▸ **Prompt**: Find the string "used" in the entries and copy each line that has it.

(Items from a data source)
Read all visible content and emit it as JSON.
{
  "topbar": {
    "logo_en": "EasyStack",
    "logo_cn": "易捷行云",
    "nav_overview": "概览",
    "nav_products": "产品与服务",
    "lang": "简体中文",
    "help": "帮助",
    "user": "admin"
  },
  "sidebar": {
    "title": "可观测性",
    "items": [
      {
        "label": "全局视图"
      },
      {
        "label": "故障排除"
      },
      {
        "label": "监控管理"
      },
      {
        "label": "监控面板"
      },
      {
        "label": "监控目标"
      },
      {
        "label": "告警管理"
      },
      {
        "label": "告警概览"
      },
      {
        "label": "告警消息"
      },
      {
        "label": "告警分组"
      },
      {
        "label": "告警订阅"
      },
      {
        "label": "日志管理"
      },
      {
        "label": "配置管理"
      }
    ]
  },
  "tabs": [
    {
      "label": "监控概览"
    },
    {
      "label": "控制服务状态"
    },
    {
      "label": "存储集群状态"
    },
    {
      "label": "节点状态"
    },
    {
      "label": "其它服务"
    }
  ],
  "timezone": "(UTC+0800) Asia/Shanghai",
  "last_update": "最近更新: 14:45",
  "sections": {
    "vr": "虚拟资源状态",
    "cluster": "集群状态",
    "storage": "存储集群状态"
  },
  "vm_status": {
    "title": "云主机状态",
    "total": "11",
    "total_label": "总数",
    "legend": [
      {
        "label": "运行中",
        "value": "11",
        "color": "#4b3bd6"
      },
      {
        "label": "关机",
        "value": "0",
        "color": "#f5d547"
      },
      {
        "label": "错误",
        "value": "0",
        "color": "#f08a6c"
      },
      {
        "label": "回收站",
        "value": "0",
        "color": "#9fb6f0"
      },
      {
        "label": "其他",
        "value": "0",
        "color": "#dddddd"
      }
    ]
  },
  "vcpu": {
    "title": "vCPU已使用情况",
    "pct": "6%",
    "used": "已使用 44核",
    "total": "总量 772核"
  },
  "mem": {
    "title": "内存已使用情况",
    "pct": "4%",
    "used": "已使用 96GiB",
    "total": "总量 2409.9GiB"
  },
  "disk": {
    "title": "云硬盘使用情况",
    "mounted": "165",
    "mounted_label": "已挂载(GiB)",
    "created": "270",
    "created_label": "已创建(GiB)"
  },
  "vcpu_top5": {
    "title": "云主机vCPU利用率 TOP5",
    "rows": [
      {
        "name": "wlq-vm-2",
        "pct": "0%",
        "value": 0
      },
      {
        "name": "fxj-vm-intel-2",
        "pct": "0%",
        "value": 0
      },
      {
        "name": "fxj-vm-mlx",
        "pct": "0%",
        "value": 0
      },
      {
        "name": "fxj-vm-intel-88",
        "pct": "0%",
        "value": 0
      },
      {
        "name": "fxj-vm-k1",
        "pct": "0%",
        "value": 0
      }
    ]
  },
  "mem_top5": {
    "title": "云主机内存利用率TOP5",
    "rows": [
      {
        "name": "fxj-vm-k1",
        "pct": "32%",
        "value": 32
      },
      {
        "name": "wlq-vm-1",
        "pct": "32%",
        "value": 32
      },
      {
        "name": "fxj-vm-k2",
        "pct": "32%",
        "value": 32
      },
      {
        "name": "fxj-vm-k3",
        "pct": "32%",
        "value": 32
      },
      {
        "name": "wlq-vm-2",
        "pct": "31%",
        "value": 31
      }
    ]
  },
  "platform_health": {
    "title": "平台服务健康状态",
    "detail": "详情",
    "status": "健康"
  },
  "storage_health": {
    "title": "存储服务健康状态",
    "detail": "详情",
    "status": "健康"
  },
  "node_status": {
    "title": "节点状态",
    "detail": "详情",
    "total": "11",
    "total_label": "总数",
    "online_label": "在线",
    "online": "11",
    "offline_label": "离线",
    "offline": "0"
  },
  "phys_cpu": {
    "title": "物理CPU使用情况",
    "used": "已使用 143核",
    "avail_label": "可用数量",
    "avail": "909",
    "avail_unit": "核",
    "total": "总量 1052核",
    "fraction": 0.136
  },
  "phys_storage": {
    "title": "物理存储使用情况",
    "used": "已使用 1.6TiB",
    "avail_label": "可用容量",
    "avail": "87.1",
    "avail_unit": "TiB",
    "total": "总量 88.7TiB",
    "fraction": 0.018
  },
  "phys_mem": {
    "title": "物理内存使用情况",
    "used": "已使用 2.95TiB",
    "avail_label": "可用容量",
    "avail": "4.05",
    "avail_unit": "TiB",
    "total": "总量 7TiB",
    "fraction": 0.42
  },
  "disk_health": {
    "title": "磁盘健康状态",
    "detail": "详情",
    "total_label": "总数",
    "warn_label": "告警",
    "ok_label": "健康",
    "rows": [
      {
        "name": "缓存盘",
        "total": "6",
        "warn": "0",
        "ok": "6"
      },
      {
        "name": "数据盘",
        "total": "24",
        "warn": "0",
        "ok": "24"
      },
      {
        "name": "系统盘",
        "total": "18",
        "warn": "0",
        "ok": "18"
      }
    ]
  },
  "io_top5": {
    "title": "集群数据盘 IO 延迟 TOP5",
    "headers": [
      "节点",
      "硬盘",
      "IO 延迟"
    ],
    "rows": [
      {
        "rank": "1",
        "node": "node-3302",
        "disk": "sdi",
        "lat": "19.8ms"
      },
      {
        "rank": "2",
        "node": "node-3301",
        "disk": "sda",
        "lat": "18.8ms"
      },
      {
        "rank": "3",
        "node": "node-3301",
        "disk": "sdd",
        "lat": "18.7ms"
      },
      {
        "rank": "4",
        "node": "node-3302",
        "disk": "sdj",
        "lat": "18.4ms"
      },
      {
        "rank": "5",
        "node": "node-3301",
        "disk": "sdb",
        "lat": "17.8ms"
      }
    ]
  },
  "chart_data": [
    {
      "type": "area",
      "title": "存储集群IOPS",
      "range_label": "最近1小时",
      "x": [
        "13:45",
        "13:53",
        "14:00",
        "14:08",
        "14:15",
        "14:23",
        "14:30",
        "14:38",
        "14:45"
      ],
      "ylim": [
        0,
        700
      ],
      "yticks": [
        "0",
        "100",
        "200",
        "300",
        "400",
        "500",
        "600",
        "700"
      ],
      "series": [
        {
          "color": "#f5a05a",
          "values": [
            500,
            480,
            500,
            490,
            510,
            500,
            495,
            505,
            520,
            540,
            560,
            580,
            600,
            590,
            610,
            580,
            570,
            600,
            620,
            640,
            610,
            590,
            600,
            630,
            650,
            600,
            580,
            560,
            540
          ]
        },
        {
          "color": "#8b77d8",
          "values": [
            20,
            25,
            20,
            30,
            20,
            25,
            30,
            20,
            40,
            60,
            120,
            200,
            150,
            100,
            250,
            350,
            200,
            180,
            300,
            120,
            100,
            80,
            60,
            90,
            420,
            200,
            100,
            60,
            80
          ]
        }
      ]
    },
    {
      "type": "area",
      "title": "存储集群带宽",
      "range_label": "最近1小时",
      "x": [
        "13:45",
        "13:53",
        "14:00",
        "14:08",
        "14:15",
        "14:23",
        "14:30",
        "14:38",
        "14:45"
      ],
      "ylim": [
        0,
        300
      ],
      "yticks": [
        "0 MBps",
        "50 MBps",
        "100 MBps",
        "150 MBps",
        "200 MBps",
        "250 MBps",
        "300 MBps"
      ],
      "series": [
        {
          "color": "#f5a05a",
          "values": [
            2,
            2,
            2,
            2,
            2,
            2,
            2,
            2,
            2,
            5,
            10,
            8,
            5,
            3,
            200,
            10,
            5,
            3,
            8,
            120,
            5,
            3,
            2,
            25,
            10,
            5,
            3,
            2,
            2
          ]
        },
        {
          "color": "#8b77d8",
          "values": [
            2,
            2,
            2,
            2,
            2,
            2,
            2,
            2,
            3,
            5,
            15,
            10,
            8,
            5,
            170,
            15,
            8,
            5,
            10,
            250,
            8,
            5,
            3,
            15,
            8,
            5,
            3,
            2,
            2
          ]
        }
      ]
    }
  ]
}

▸ **Task solution**:
    "used": "已使用 44核",
    "used": "已使用 96GiB",
    "used": "已使用 143核",
    "used": "已使用 1.6TiB",
    "used": "已使用 2.95TiB",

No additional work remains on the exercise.